Trump had nominated three justices who gave the court a conservative majority, but they did not go along with his efforts to stay in power.
“It’s a disgrace to our country,” Trump said in the third episode of “Unprecedented.” “The Supreme Court let a lot of people down. The Supreme Court didn’t have the guts to make the right decision. They know what the right decision was.”
In the days between the election he lost and Jan. 6, Trump was interviewed for the documentary multiple times. In each interview, he perpetuated the false narrative that he won and Biden lost.
“It’s mathematically impossible for him to have won the election,” Trump said as his legal options dwindled.
“You still need a judge that has courage, and so far we haven’t found that judge,” he said in the documentary.
As Trump grew angrier, he turned on members of his own party.
“This guy’s like a hard-headed rock,” Trump said of Brad Raffensperger, the Georgia secretary of state who did not succumb to the president’s pressure to overturn the election.
“All I want to do is signature verification,” Trump said in another clip. “Signature verification and it’s a total win.”
Trump family’s political future
The documentary underscores what has been visible publicly – the Trump brand is still a force in the Republican Party and American politics.
Eric Trump said he can “assure politics is not over for this family,” though he personally is focused on spending more time with his children. Ivanka Trump said she is also enjoying more uninterrupted time with her children now that her time in the West Wing has ended.

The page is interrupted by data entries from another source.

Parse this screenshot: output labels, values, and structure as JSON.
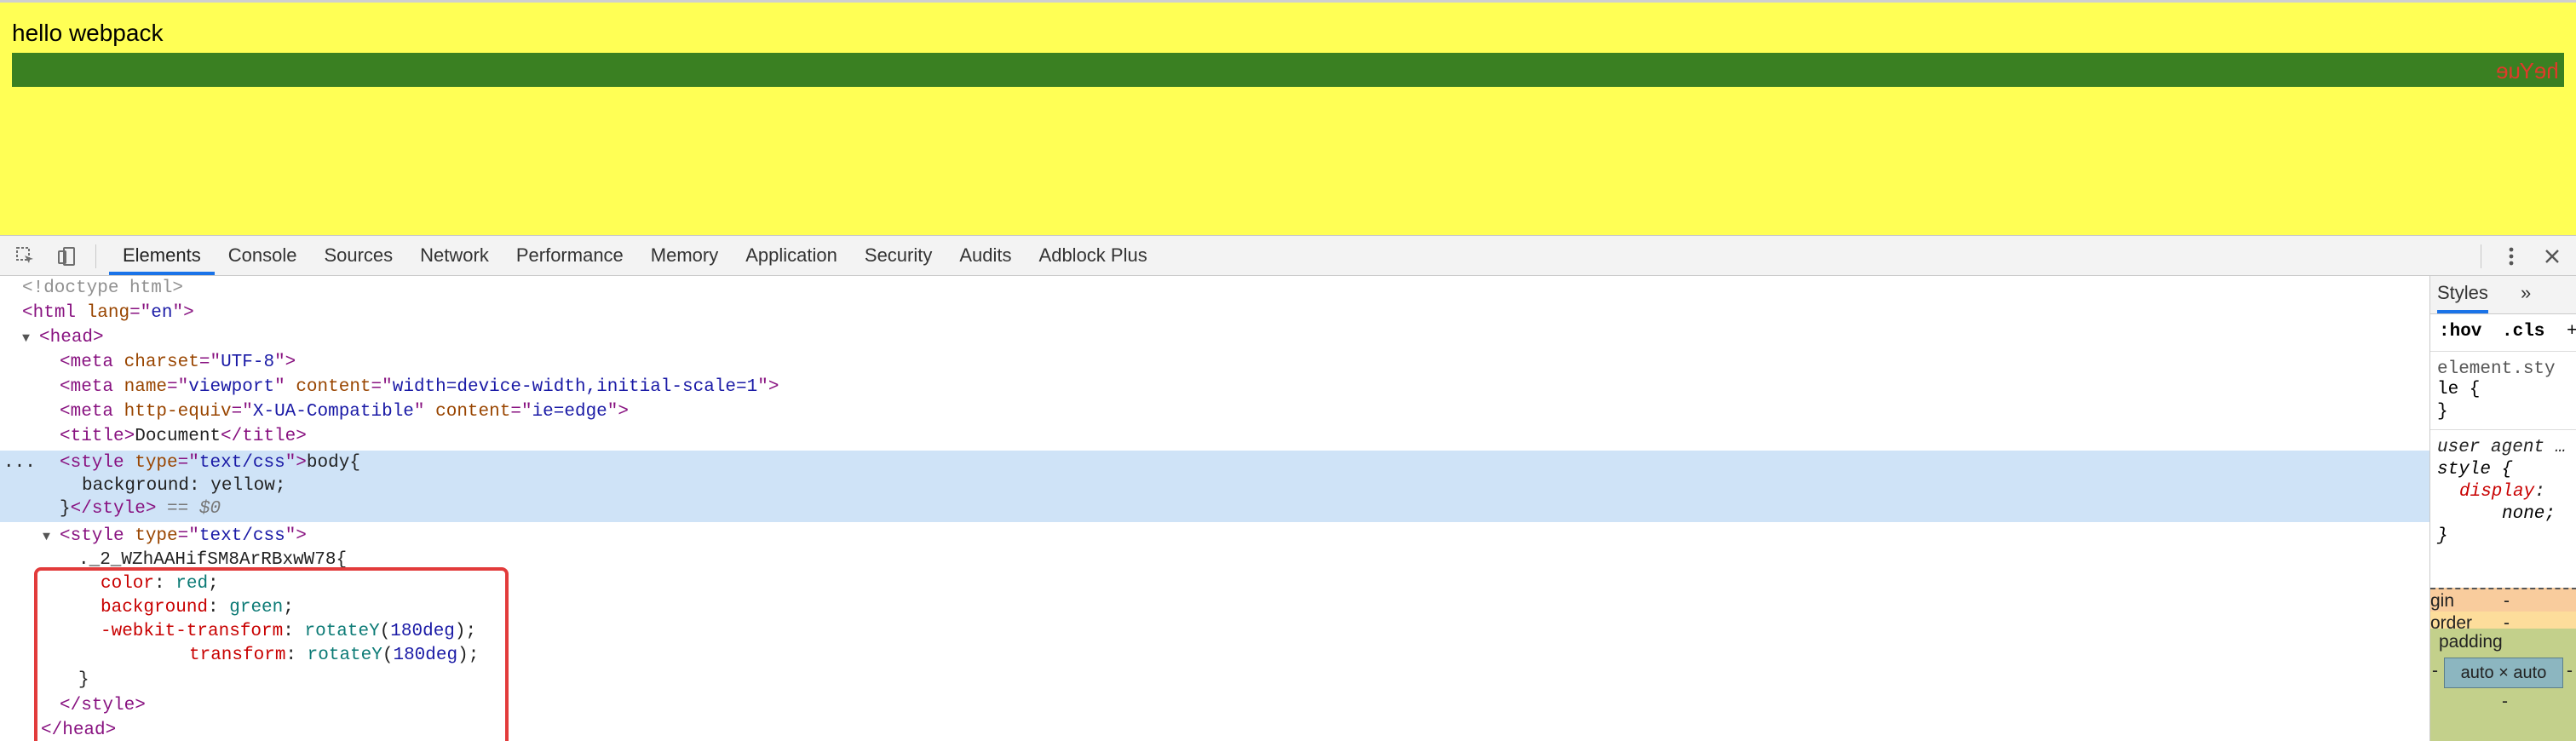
{
  "page": {
    "heading": "hello webpack",
    "flipped_text": "heYue"
  },
  "devtools": {
    "tabs": [
      "Elements",
      "Console",
      "Sources",
      "Network",
      "Performance",
      "Memory",
      "Application",
      "Security",
      "Audits",
      "Adblock Plus"
    ],
    "active_tab": "Elements",
    "icons": {
      "inspect": "inspect-element-icon",
      "device": "device-toolbar-icon",
      "more": "kebab-menu-icon",
      "close": "close-icon"
    }
  },
  "tree": {
    "doctype": "<!doctype html>",
    "html_open": {
      "tag": "html",
      "attr": "lang",
      "val": "en"
    },
    "head_open": "head",
    "meta_charset": {
      "attr": "charset",
      "val": "UTF-8"
    },
    "meta_viewport": {
      "attr1": "name",
      "val1": "viewport",
      "attr2": "content",
      "val2": "width=device-width,initial-scale=1"
    },
    "meta_xua": {
      "attr1": "http-equiv",
      "val1": "X-UA-Compatible",
      "attr2": "content",
      "val2": "ie=edge"
    },
    "title_text": "Document",
    "style1": {
      "type_val": "text/css",
      "line1_text": "body{",
      "line2_prop": "background",
      "line2_val": "yellow",
      "selected_marker": "== $0"
    },
    "style2": {
      "type_val": "text/css",
      "selector": "._2_WZhAAHifSM8ArRBxwW78{",
      "decls": [
        {
          "prop": "color",
          "val": "red"
        },
        {
          "prop": "background",
          "val": "green"
        },
        {
          "prop": "-webkit-transform",
          "fn": "rotateY",
          "arg": "180deg"
        },
        {
          "prop": "transform",
          "fn": "rotateY",
          "arg": "180deg"
        }
      ],
      "close_brace": "}"
    },
    "head_close": "head",
    "ellipsis": "..."
  },
  "styles_panel": {
    "tab_styles": "Styles",
    "tab_more": "»",
    "filter_hov": ":hov",
    "filter_cls": ".cls",
    "filter_plus": "+",
    "element_style_l1": "element.sty",
    "element_style_l2": "le {",
    "element_style_close": "}",
    "ua_l1": "user agent …",
    "ua_l2": "style {",
    "ua_decl_prop": "display",
    "ua_decl_val": "none;",
    "ua_close": "}",
    "box_margin_label": "gin",
    "box_margin_val": "-",
    "box_border_label": "order",
    "box_border_val": "-",
    "box_padding_label": "padding",
    "box_padding_left": "-",
    "box_padding_bottom": "-",
    "box_content": "auto × auto",
    "box_content_right": "-"
  }
}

“I think my father will probably continue to be the most pivotal force in Republican Party history,” Eric Trump said.
Donald Trump Jr. said he was flattered by calls for him to follow in his father’s footsteps and run for office, but he is not formally seeking an elected position. He will continue to raise issues he thinks other Republicans are too afraid to raise, he said.
Meanwhile, the former president has continued to lay the groundwork for a 2024 run and has amassed a deep war chest of campaign funds. But he has not formally announced.
When Trump was asked in the documentary about a 2024 run, he said, “We are all working together. We’re getting along incredibly well. We have a tremendous base. Every poll says I gotta run, I gotta run. But I’ll be making a decision in the not-too-distant future, and stay tuned.”
Will Trump run? Trump weighs announcing 2024 run as early as this summer amid Jan. 6 revelations, allies say
Miss Day 6 of the Jan. 6 hearing?:Trump knew mob was armed and dangerous, bombshell witness says
Candy Woodall is a Congress reporter for USA TODAY. She can be reached at firstname.lastname@example.org or on Twitter at @candynotcandace.